The endowment was presented on the attic level of the Nauvoo Temple in the 88-foot by 29-foot central hall, which was divided by canvas partitions into separate areas. Saints contributed furnishings like potted plants for the area representing the Garden of Eden and splendid carpets and wall hangings on the east end in the area representing the Celestial Kingdom.
On October 9, 1848, the Nauvoo Temple was deliberately set on fire and destroyed, apparently in an act to discourage the Saints who had recently fled to the west to never return to Nauvoo. A local newspaper reported: "The fire presented a most sublime spectacle. It commenced in the cupola, and as the flames shot up to the sky, they threw a lurid glare into the surrounding darkness. Great volumes of smoke and flame burst from the windows, and the crash of falling timbers was distinctly heard on the opposite side of the river. The interior of the building was like a furnace; the walls of solid masonry were heated throughout and cracked by the intense heat. The melted zinc and lead was dropping from its huge block during the day. On Tuesday morning the walls were too hot to be touched. The naked walls still stand, and if not demolished by the hand of man, for centuries may stand."1
In the spring of 1849, the Nauvoo Temple block was purchased by French Icarians, a religious communal group that had recently arrived in the area. They intended to refit the charred walls of the temple for a school and other community purposes. By the spring of 1850, they had made preparations for installing a new roof and floors. A steam mill was purchased, a saw mill was nearly finished, and a large shed was going up to shelter the carpenters.
In the midst of these preparations, on May 27, 1850, a tornado struck the temple site while eight men were working inside the temple remains. A Missouri newspaper reported: "[T]he masons were laying in the interior the bases of the pillars, when this frightful hurricane, the most terrible experienced in the country in many years, burst suddenly on the hill of Nauvoo, where lightnings, thunder, wind, hail and rain, seemed united to assail the building.
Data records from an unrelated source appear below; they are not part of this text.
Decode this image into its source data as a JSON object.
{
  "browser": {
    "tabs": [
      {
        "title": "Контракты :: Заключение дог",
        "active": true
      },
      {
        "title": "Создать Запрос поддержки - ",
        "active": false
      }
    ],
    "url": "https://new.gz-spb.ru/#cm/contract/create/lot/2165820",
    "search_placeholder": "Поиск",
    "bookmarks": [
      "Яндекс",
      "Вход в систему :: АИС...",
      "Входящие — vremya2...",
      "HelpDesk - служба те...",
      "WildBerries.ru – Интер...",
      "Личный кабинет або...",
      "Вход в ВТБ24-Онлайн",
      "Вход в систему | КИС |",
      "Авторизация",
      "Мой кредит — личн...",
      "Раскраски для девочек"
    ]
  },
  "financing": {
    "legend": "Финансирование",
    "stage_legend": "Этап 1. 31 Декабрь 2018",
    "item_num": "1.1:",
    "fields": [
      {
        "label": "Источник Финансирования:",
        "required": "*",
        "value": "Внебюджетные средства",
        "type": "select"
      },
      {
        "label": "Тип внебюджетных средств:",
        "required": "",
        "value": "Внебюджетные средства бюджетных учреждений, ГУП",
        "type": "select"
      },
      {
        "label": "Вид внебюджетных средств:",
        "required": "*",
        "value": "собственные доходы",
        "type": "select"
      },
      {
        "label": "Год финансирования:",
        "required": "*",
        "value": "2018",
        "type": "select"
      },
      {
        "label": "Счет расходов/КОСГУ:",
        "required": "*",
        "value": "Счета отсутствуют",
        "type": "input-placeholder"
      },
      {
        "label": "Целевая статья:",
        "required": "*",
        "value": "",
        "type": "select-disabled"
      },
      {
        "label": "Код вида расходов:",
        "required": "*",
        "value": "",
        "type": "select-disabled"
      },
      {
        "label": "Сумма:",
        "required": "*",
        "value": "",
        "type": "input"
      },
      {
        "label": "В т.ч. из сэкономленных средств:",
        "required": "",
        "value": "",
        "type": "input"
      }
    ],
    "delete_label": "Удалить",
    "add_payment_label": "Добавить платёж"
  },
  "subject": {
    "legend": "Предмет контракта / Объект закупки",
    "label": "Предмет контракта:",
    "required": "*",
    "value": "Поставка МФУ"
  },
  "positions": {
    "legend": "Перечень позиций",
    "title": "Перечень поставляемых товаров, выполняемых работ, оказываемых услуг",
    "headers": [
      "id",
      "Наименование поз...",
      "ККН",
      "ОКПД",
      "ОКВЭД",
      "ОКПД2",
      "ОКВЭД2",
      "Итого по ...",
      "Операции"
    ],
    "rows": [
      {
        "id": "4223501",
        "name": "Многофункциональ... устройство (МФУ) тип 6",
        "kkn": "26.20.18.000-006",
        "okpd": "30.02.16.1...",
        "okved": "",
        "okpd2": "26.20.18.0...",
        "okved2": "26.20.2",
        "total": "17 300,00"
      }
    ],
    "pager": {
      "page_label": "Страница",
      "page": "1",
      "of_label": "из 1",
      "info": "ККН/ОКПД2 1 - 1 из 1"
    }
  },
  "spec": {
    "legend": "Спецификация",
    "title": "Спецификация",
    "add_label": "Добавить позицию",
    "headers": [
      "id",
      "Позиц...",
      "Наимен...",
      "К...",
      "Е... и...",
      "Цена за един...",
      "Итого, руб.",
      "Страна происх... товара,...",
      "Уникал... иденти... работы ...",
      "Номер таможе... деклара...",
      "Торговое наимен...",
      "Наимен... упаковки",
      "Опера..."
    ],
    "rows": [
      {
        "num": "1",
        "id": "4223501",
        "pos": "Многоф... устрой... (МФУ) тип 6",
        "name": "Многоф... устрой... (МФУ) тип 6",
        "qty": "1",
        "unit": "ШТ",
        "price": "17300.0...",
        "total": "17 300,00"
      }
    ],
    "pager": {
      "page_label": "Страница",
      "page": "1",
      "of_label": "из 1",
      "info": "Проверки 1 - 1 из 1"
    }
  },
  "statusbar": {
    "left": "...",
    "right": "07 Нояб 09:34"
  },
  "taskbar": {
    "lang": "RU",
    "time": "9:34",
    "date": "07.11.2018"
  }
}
The storm burst forth so quickly and with such violence that the masons, overtaken unawares in the Temple, had not time to flee before the northern wall, sixty feet high, bent down over their heads, threatening to crush and bury them up."2 The next morning, the Icarian community decided to bring down the damaged east and south walls of the temple because of the safety hazard they posed.
For several years afterward, all that remained of the Nauvoo Temple was the crumbling west facade. Joseph Smith III wrote that "the walls kept falling from time to time, bit by bit," until only the southwest corner remained. Ultimately, the City Council of Nauvoo advised that the remaining portion of the temple be razed, and the temple's destruction became complete. Of the years that followed, Joseph Smith III said: "[T]here was a gradual spoilation of the ruins of the Temple, to which I was a witness. The place became a veritable quarry and provided the materials with which many homes, wine cellars, and saloons in the town were built. At last the time came when the last stone was upturned from its resting place and taken away, and little remained to indicate the spot where once the magnificent and stately edifice had reared its proud head." 3
- Keokuk Register 21 Sept. 1848.
- Daily Missouri Republican 27 May 1850.
- Joseph Smith III, Joseph Smith III and the Restoration ed. Mary Audentia Smith Anderson (Independence, Mo.: Herald House, 1952), pp. 101–102.